    Once the student has advanced to candidacy, the student must report to the committee at least once a year before the end of the spring semester on progress towards his/her dissertation.

    D. Advancement to Candidacy
    After the student has successfully completed all requirements for the degree, other than the dissertation, he or she is eligible to be recommended for advancement to candidacy. This status is conferred by the Dean of the Graduate School upon recommendation of the Chairperson and the Graduate Program Director.

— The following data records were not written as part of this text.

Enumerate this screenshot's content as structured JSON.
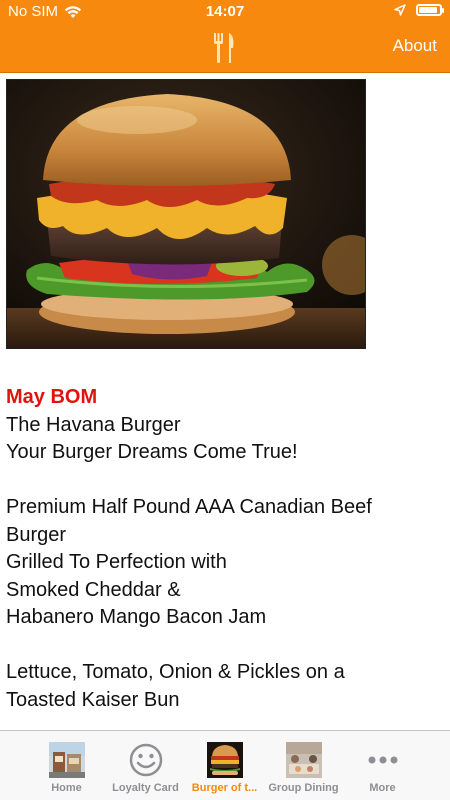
{
  "status_bar": {
    "carrier": "No SIM",
    "time": "14:07",
    "battery_level": 0.9
  },
  "nav": {
    "logo_icon": "fork-knife-icon",
    "about_label": "About"
  },
  "promo": {
    "heading": "May BOM",
    "lines": [
      "The Havana Burger",
      "Your Burger Dreams Come True!",
      "",
      "Premium Half Pound AAA Canadian Beef",
      "Burger",
      "Grilled To Perfection with",
      "Smoked Cheddar &",
      "Habanero Mango Bacon Jam",
      "",
      "Lettuce, Tomato, Onion & Pickles on a",
      "Toasted Kaiser Bun"
    ]
  },
  "tabs": [
    {
      "label": "Home",
      "icon": "restaurant-photo-icon",
      "active": false
    },
    {
      "label": "Loyalty Card",
      "icon": "smiley-face-icon",
      "active": false
    },
    {
      "label": "Burger of t...",
      "icon": "burger-photo-icon",
      "active": true
    },
    {
      "label": "Group Dining",
      "icon": "dining-photo-icon",
      "active": false
    },
    {
      "label": "More",
      "icon": "more-dots-icon",
      "active": false
    }
  ],
  "colors": {
    "accent": "#f7890f",
    "heading_red": "#e0130f",
    "tab_inactive": "#8e8e93"
  }
}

    E. Dissertation
    The most important requirement of the Ph.D. degree is the completion of a dissertation, which must be an original scholarly investigation. The dissertation shall represent a significant contribution to the scientific literature, and its quality shall be compatible with the publication standards of appropriate and reputable scholarly journals. At least two semesters should elapse between the preliminary exam and submission of the dissertation.

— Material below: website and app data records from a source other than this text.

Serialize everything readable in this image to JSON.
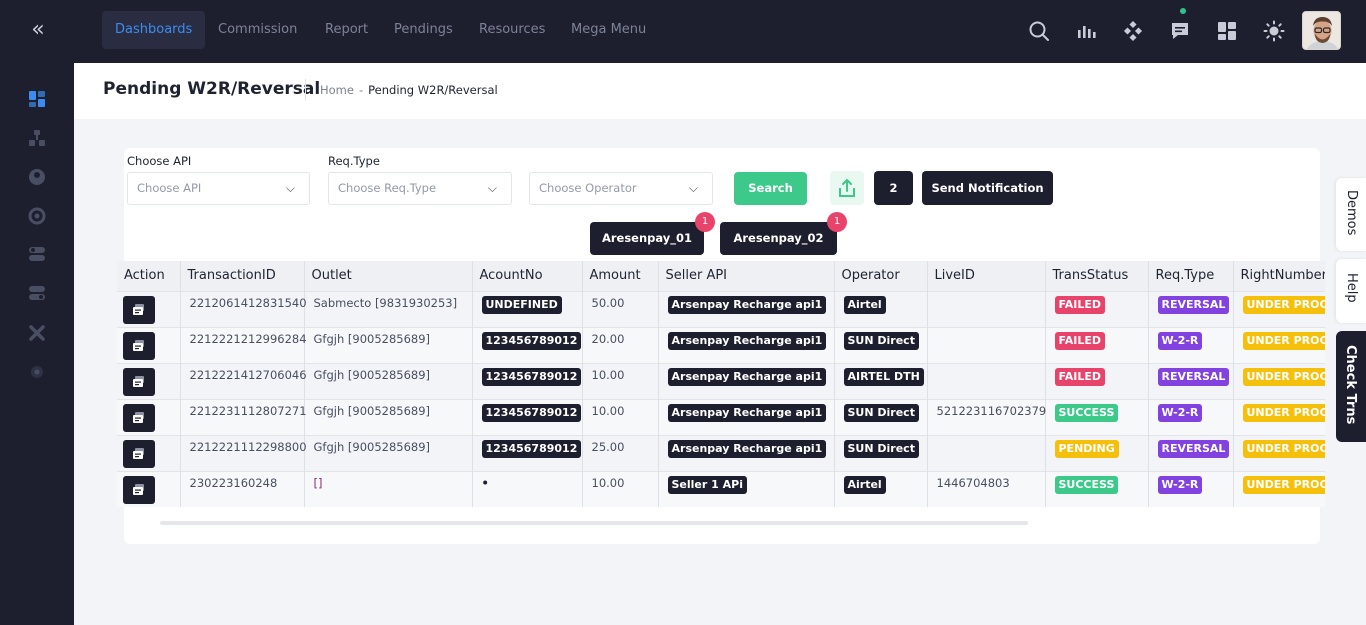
{
  "nav": {
    "items": [
      {
        "label": "Dashboards",
        "active": true
      },
      {
        "label": "Commission"
      },
      {
        "label": "Report"
      },
      {
        "label": "Pendings"
      },
      {
        "label": "Resources"
      },
      {
        "label": "Mega Menu"
      }
    ],
    "icons": [
      "search-icon",
      "chart-icon",
      "apps-icon",
      "chat-icon",
      "grid-icon",
      "sun-icon"
    ]
  },
  "sidebar": {
    "icons": [
      "dashboard-icon",
      "tree-icon",
      "user-icon",
      "support-icon",
      "toggle-icon",
      "toggle-alt-icon",
      "tools-icon",
      "settings-icon"
    ]
  },
  "header": {
    "title": "Pending W2R/Reversal",
    "breadcrumb": {
      "home": "Home",
      "separator": "-",
      "current": "Pending W2R/Reversal"
    }
  },
  "filters": {
    "api_label": "Choose API",
    "api_placeholder": "Choose API",
    "reqtype_label": "Req.Type",
    "reqtype_placeholder": "Choose Req.Type",
    "operator_placeholder": "Choose Operator",
    "search_label": "Search",
    "count_label": "2",
    "send_label": "Send Notification"
  },
  "api_chips": [
    {
      "label": "Aresenpay_01",
      "badge": "1"
    },
    {
      "label": "Aresenpay_02",
      "badge": "1"
    }
  ],
  "table": {
    "columns": [
      "Action",
      "TransactionID",
      "Outlet",
      "AcountNo",
      "Amount",
      "Seller API",
      "Operator",
      "LiveID",
      "TransStatus",
      "Req.Type",
      "RightNumber"
    ],
    "rows": [
      {
        "txn": "2212061412831540",
        "outlet": "Sabmecto [9831930253]",
        "account": "UNDEFINED",
        "amount": "50.00",
        "seller": "Arsenpay Recharge api1",
        "operator": "Airtel",
        "live": "",
        "status": "FAILED",
        "req": "REVERSAL",
        "right": "UNDER PROCESS"
      },
      {
        "txn": "2212221212996284",
        "outlet": "Gfgjh [9005285689]",
        "account": "123456789012",
        "amount": "20.00",
        "seller": "Arsenpay Recharge api1",
        "operator": "SUN Direct",
        "live": "",
        "status": "FAILED",
        "req": "W-2-R",
        "right": "UNDER PROCESS"
      },
      {
        "txn": "2212221412706046",
        "outlet": "Gfgjh [9005285689]",
        "account": "123456789012",
        "amount": "10.00",
        "seller": "Arsenpay Recharge api1",
        "operator": "AIRTEL DTH",
        "live": "",
        "status": "FAILED",
        "req": "REVERSAL",
        "right": "UNDER PROCESS"
      },
      {
        "txn": "2212231112807271",
        "outlet": "Gfgjh [9005285689]",
        "account": "123456789012",
        "amount": "10.00",
        "seller": "Arsenpay Recharge api1",
        "operator": "SUN Direct",
        "live": "521223116702379",
        "status": "SUCCESS",
        "req": "W-2-R",
        "right": "UNDER PROCESS"
      },
      {
        "txn": "2212221112298800",
        "outlet": "Gfgjh [9005285689]",
        "account": "123456789012",
        "amount": "25.00",
        "seller": "Arsenpay Recharge api1",
        "operator": "SUN Direct",
        "live": "",
        "status": "PENDING",
        "req": "REVERSAL",
        "right": "UNDER PROCESS"
      },
      {
        "txn": "230223160248",
        "outlet": "[]",
        "account": "•",
        "amount": "10.00",
        "seller": "Seller 1 APi",
        "operator": "Airtel",
        "live": "1446704803",
        "status": "SUCCESS",
        "req": "W-2-R",
        "right": "UNDER PROCESS"
      }
    ]
  },
  "side_tabs": [
    "Demos",
    "Help",
    "Check Trns"
  ],
  "colors": {
    "dark": "#1d1f2e",
    "accent": "#3b8cf0",
    "success": "#3cc98a",
    "failed": "#e8446b",
    "pending": "#f5c00c",
    "reqtype": "#8142df"
  }
}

    F. Defense
    The candidate shall defend the dissertation before the examining committee. 

    G. Time Limit
    All requirements for the Ph.D. degree must be completed within seven years after completing 24 credit hours of graduate courses in the program.

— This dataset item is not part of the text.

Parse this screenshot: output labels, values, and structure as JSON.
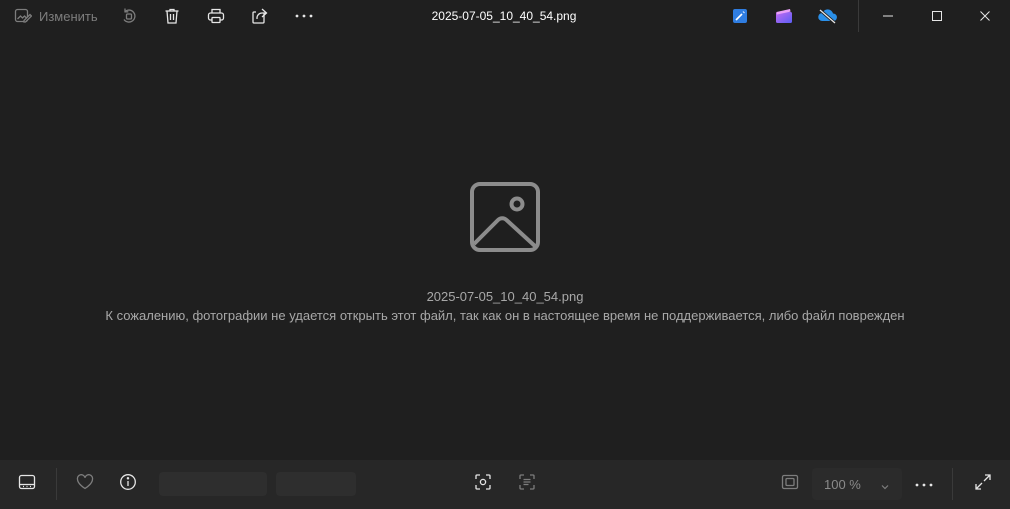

  • Facilities

    University Labs and Centers:

    SensorCat  New York State Center for Advanced Technologies

    Geospatial Center  

    Trace Element Laboratory  

    Trace Organic Chemical Mass Spectrometry  Laboratory
    Flax Pond  Marine Laboratory

    Southampton Marine Station

    Advanced Energy  Research and Technology Center

    Center of Excellence in Wireless and Information Technology

    External Labs and Facilities:

    National Synchrotron Light Source (NSLS) II , Brookhaven National Lab.

    Center for Functional Nanomaterials (CFN) , Brookhaven National Lab. 

  • Faculty



    Mahajan, Devinder, Ph.D., 1979, University of British Columbia: Applied chemistry; fuel cells; catalysis; renewable energy.

    Tannenbaum, Rina, Ph.D., 1982, Swiss Federal Institute of Technology: Chemical Engineering.

    Associate Professors

    Koga, Tadanori, Ph.D., 1998, Kyushu University, Japan, Physics: green nanofabrication of polymer thin films; chemical recycling of waste plastics and methane hydrate as a future energy resource.

    Assistant Professors

    Meng, Yizhi, Ph.D., 2003, Cornell University, Food Chemistry: Designing novel biomaterials for tissue engineering and nanotherapeutics.

    Kim, Tae-Jin, Ph.D., 2007, Lehigh University, Chemical Engineering: Energy and Environmental Heterogeneous catalysis, In-situ and Operando characterization, Reaction Engineering and Kinetics.


    Nitodas, Stephanos F., Ph.D., 2001, University of Rochester, Chemical Engineering: Chemical Vapor Deposition; Nanotechnology.

    Crossover with Materials Science

    Gersappe, Dilip, Ph.D., 1992, Northwestern University, Physics. Professor. Polymer theory and simulation

    Rafailovich, Miriam, Ph.D., 1980, Stony Brook University, Physics. Distinguished Professor. Polymer nanocomposites; atomic force microscopy; biomaterials; biomechanics; PEM fuel cells; BHJ solar cells; flame retardant materials.

    Adjunct Faculty

    Bhatt, Vatsal, Ph.D., Ph.D., 2015, CEPT University, India: Urban and regional planning, MARKAL modeling 

    DiMarzio, Donald, Ph.D., 1987, Rutgers University: Nanotechnology, nanocomposites.

    Hasty, Julia, Ph.D., 2015, Stony Brook University: Renewable catalysis; Process engineering

    Horvat, Kristine, Ph.D., 2015, Stony Brook University, Materials Science: gas hydrates and water purification.  

    Jurukovski, Vladimir, Ph.D., 1999, Stony Brook University: Cell and Molecular Biology.

    Koga, Maya, Ph.D., 2005, Kyoto University: Polymer Physics; x-ray scattering; block copolymers; polymer rheology.

    Okoli, Celest, Ph.D., 2018, Stony Brook University: Nano material synthesis and fuel cells


  • Contact

    Chemical and Molecular Engineering

    Dilip Gersappe, Old Engineering Building 316 (631) 632-8499

    Graduate Program Director
    Devinder Mahajan, Engineering Building 210 (631) 632-1813

    Degrees Awarded
    M.S. in Chemical and Molecular Engineering; Ph.D. in Chemical and Molecular Engineering